• INPUT RECORDS
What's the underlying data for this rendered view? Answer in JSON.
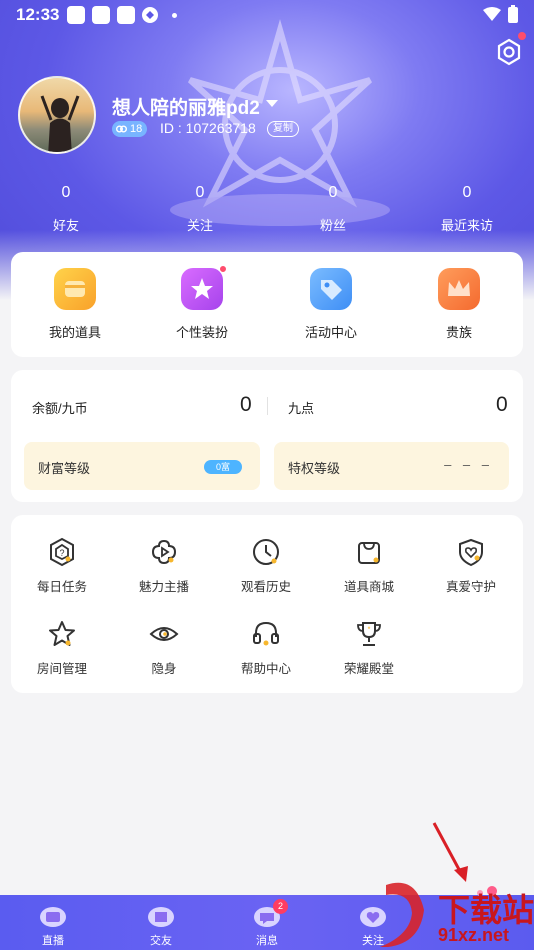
{
  "status_bar": {
    "time": "12:33"
  },
  "profile": {
    "username": "想人陪的丽雅pd2",
    "level": "18",
    "uid": "ID : 107263718",
    "copy_label": "复制"
  },
  "stats": [
    {
      "count": "0",
      "label": "好友"
    },
    {
      "count": "0",
      "label": "关注"
    },
    {
      "count": "0",
      "label": "粉丝"
    },
    {
      "count": "0",
      "label": "最近来访"
    }
  ],
  "features": [
    {
      "label": "我的道具",
      "icon": "props-box-icon",
      "color": "#f9b62d"
    },
    {
      "label": "个性装扮",
      "icon": "dress-up-icon",
      "color": "#c054f2"
    },
    {
      "label": "活动中心",
      "icon": "event-tag-icon",
      "color": "#5aa6f8"
    },
    {
      "label": "贵族",
      "icon": "crown-icon",
      "color": "#f7853f"
    }
  ],
  "wallet": {
    "balance_label": "余额/九币",
    "balance_value": "0",
    "points_label": "九点",
    "points_value": "0",
    "wealth_label": "财富等级",
    "wealth_badge": "0富",
    "privilege_label": "特权等级",
    "privilege_value": "– – –"
  },
  "tools": [
    {
      "label": "每日任务",
      "icon": "daily-task-icon"
    },
    {
      "label": "魅力主播",
      "icon": "charm-anchor-icon"
    },
    {
      "label": "观看历史",
      "icon": "history-clock-icon"
    },
    {
      "label": "道具商城",
      "icon": "shop-bag-icon"
    },
    {
      "label": "真爱守护",
      "icon": "heart-shield-icon"
    },
    {
      "label": "房间管理",
      "icon": "star-room-icon"
    },
    {
      "label": "隐身",
      "icon": "eye-icon"
    },
    {
      "label": "帮助中心",
      "icon": "headset-icon"
    },
    {
      "label": "荣耀殿堂",
      "icon": "trophy-icon"
    }
  ],
  "tabbar": [
    {
      "label": "直播"
    },
    {
      "label": "交友"
    },
    {
      "label": "消息",
      "badge": "2"
    },
    {
      "label": "关注"
    }
  ],
  "watermark": {
    "text_cn": "下载站",
    "text_url": "91xz.net"
  }
}
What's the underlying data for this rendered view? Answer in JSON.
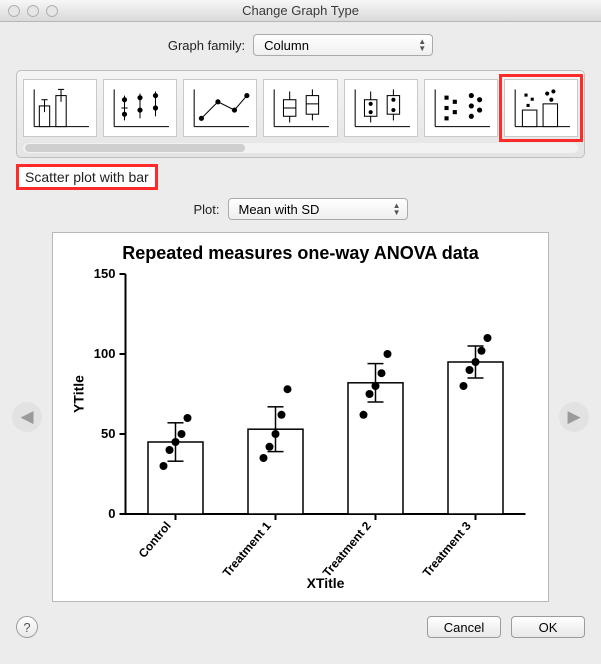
{
  "window": {
    "title": "Change Graph Type"
  },
  "graph_family": {
    "label": "Graph family:",
    "value": "Column"
  },
  "type_options": [
    {
      "name": "Bar"
    },
    {
      "name": "Scatter"
    },
    {
      "name": "Line and scatter"
    },
    {
      "name": "Box and whiskers"
    },
    {
      "name": "Box with scatter"
    },
    {
      "name": "Aligned scatter"
    },
    {
      "name": "Scatter plot with bar",
      "selected": true
    }
  ],
  "selected_type_label": "Scatter plot with bar",
  "plot_select": {
    "label": "Plot:",
    "value": "Mean with SD"
  },
  "chart_data": {
    "type": "bar",
    "title": "Repeated measures one-way ANOVA data",
    "xlabel": "XTitle",
    "ylabel": "YTitle",
    "ylim": [
      0,
      150
    ],
    "yticks": [
      0,
      50,
      100,
      150
    ],
    "categories": [
      "Control",
      "Treatment 1",
      "Treatment 2",
      "Treatment 3"
    ],
    "series": [
      {
        "name": "Mean",
        "values": [
          45,
          53,
          82,
          95
        ]
      }
    ],
    "errors": [
      12,
      14,
      12,
      10
    ],
    "scatter": [
      [
        30,
        40,
        45,
        50,
        60
      ],
      [
        35,
        42,
        50,
        62,
        78
      ],
      [
        62,
        75,
        80,
        88,
        100
      ],
      [
        80,
        90,
        95,
        102,
        110
      ]
    ]
  },
  "footer": {
    "cancel": "Cancel",
    "ok": "OK"
  }
}
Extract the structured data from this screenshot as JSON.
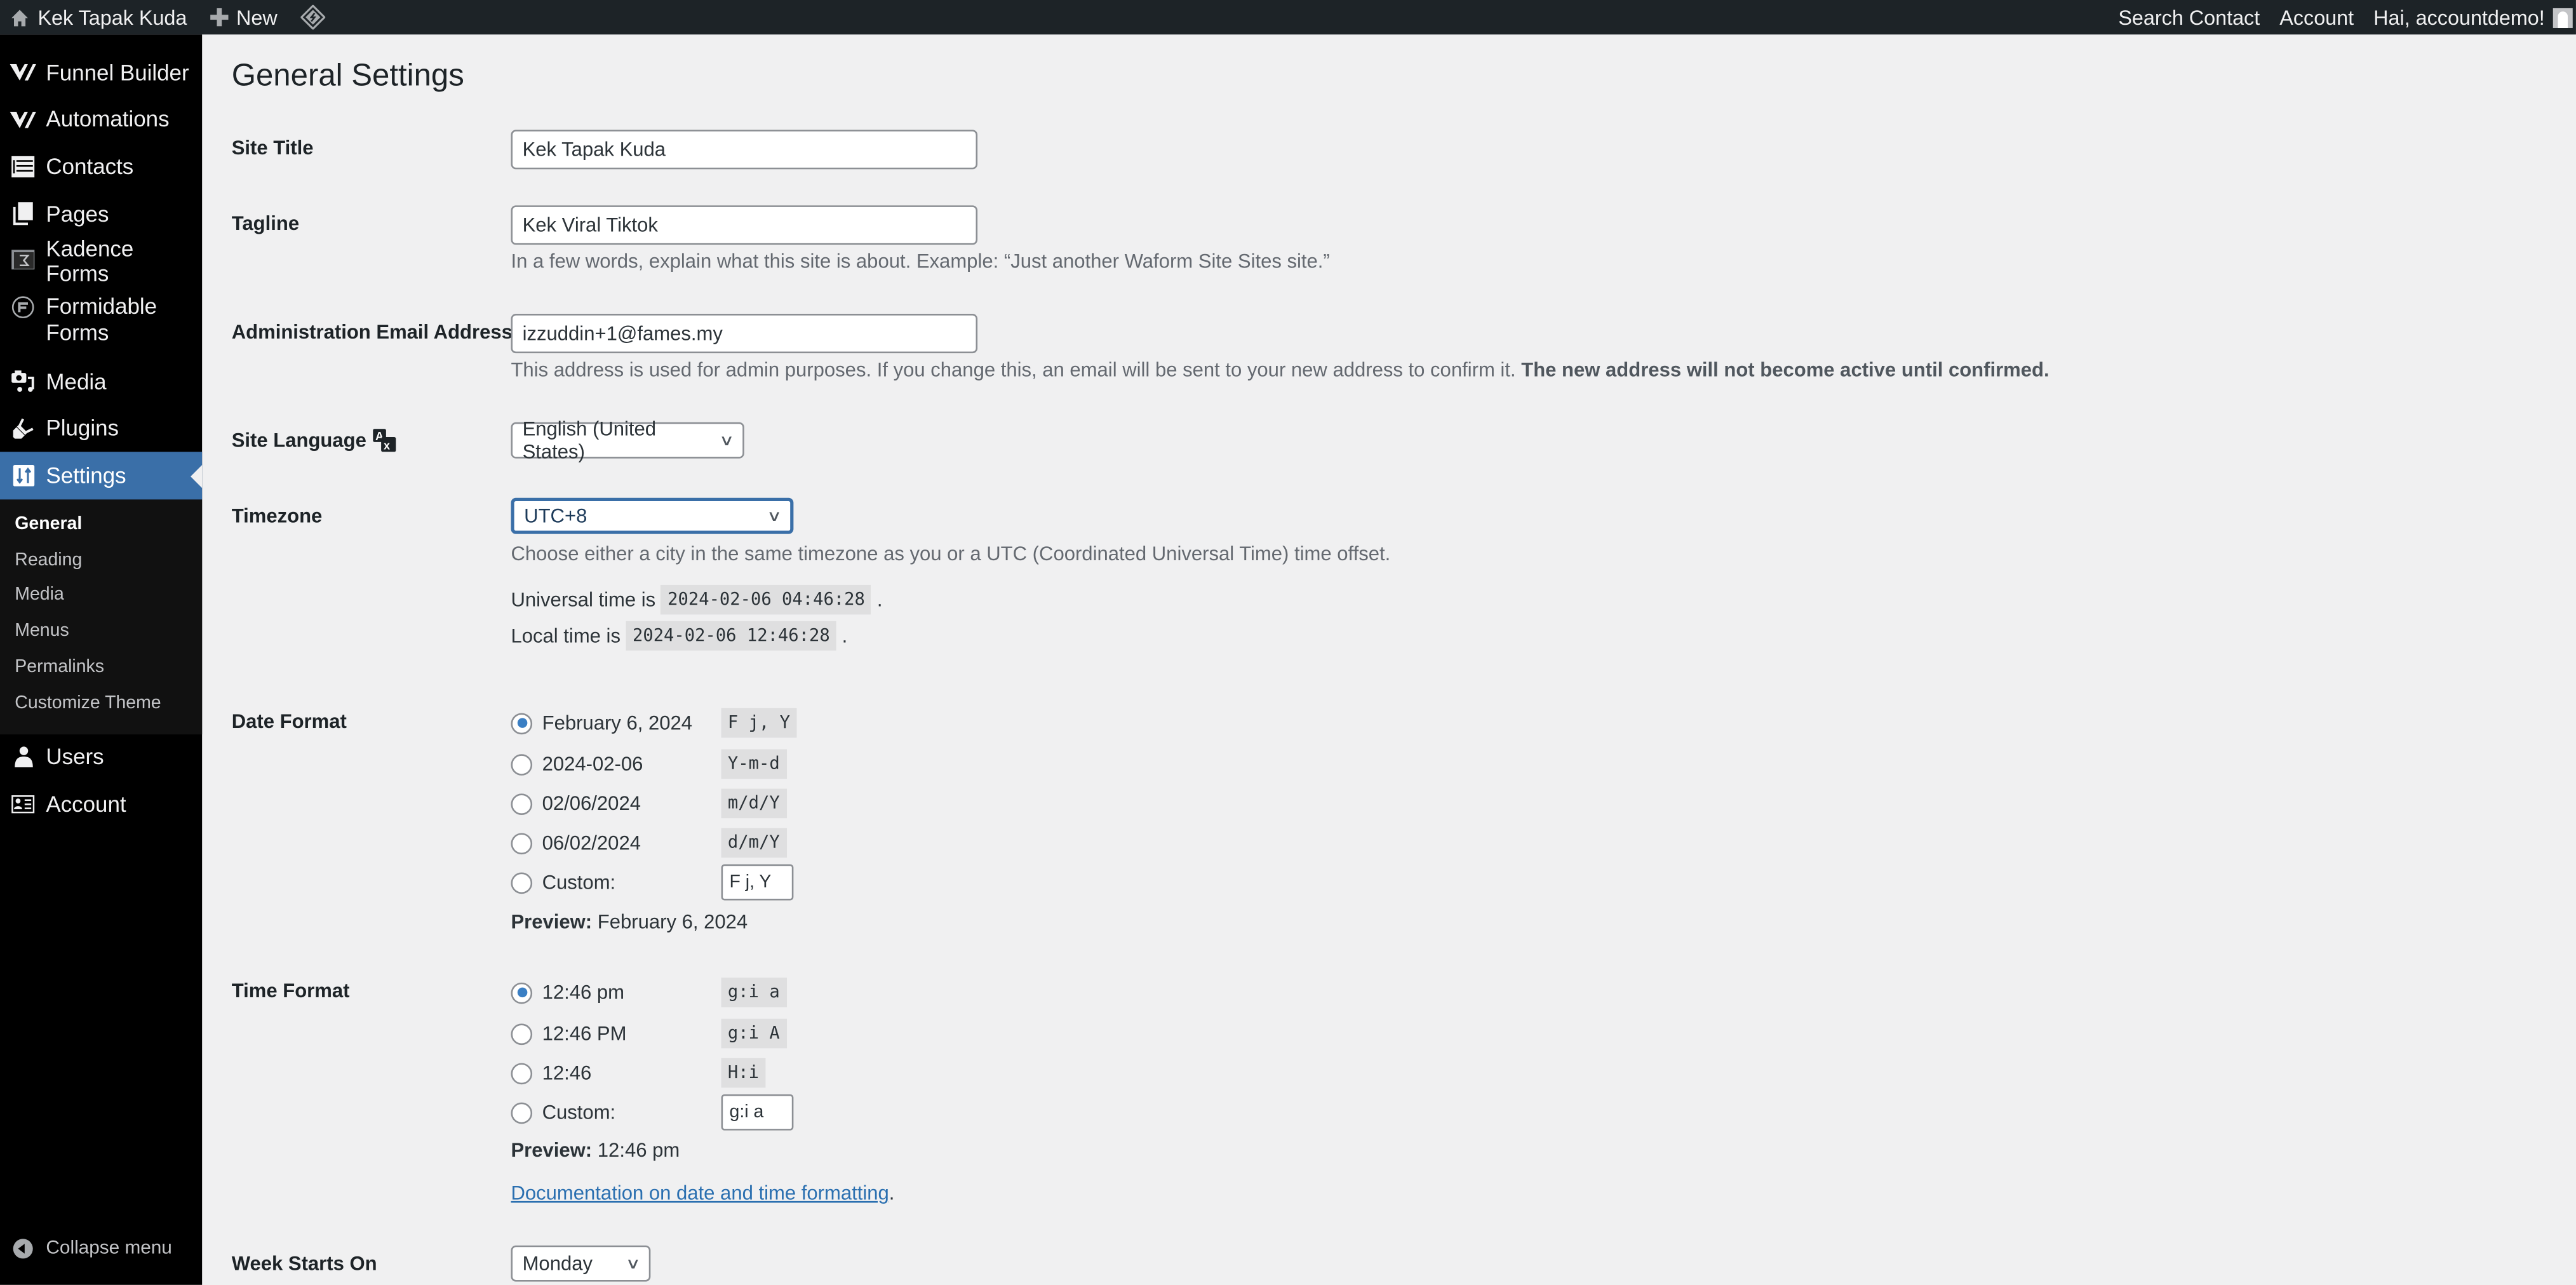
{
  "adminbar": {
    "site_name": "Kek Tapak Kuda",
    "new_label": "New",
    "search_contact": "Search Contact",
    "account": "Account",
    "greeting": "Hai, accountdemo!"
  },
  "sidebar": {
    "items": [
      {
        "label": "Funnel Builder",
        "icon": "funnel-builder-icon"
      },
      {
        "label": "Automations",
        "icon": "automations-icon"
      },
      {
        "label": "Contacts",
        "icon": "contacts-list-icon"
      },
      {
        "label": "Pages",
        "icon": "pages-icon"
      },
      {
        "label": "Kadence Forms",
        "icon": "kadence-forms-icon"
      },
      {
        "label": "Formidable Forms",
        "icon": "formidable-forms-icon"
      },
      {
        "label": "Media",
        "icon": "media-icon"
      },
      {
        "label": "Plugins",
        "icon": "plugins-icon"
      },
      {
        "label": "Settings",
        "icon": "settings-icon",
        "active": true
      }
    ],
    "submenu": [
      "General",
      "Reading",
      "Media",
      "Menus",
      "Permalinks",
      "Customize Theme"
    ],
    "items_after": [
      {
        "label": "Users",
        "icon": "users-icon"
      },
      {
        "label": "Account",
        "icon": "account-card-icon"
      }
    ],
    "collapse_label": "Collapse menu"
  },
  "page": {
    "title": "General Settings",
    "site_title": {
      "label": "Site Title",
      "value": "Kek Tapak Kuda"
    },
    "tagline": {
      "label": "Tagline",
      "value": "Kek Viral Tiktok",
      "description": "In a few words, explain what this site is about. Example: “Just another Waform Site Sites site.”"
    },
    "admin_email": {
      "label": "Administration Email Address",
      "value": "izzuddin+1@fames.my",
      "description": "This address is used for admin purposes. If you change this, an email will be sent to your new address to confirm it.",
      "description_bold": "The new address will not become active until confirmed."
    },
    "site_language": {
      "label": "Site Language",
      "value": "English (United States)"
    },
    "timezone": {
      "label": "Timezone",
      "value": "UTC+8",
      "description": "Choose either a city in the same timezone as you or a UTC (Coordinated Universal Time) time offset.",
      "universal_label": "Universal time is",
      "universal_value": "2024-02-06 04:46:28",
      "local_label": "Local time is",
      "local_value": "2024-02-06 12:46:28"
    },
    "date_format": {
      "label": "Date Format",
      "options": [
        {
          "text": "February 6, 2024",
          "code": "F j, Y",
          "checked": true
        },
        {
          "text": "2024-02-06",
          "code": "Y-m-d"
        },
        {
          "text": "02/06/2024",
          "code": "m/d/Y"
        },
        {
          "text": "06/02/2024",
          "code": "d/m/Y"
        }
      ],
      "custom_label": "Custom:",
      "custom_value": "F j, Y",
      "preview_label": "Preview:",
      "preview_value": "February 6, 2024"
    },
    "time_format": {
      "label": "Time Format",
      "options": [
        {
          "text": "12:46 pm",
          "code": "g:i a",
          "checked": true
        },
        {
          "text": "12:46 PM",
          "code": "g:i A"
        },
        {
          "text": "12:46",
          "code": "H:i"
        }
      ],
      "custom_label": "Custom:",
      "custom_value": "g:i a",
      "preview_label": "Preview:",
      "preview_value": "12:46 pm",
      "doc_link": "Documentation on date and time formatting"
    },
    "week_starts": {
      "label": "Week Starts On",
      "value": "Monday"
    }
  }
}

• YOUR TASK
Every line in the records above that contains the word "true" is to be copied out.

• EXERCISE RESULT
      "selected": true
        "active": true
          "checked": true
          "checked": true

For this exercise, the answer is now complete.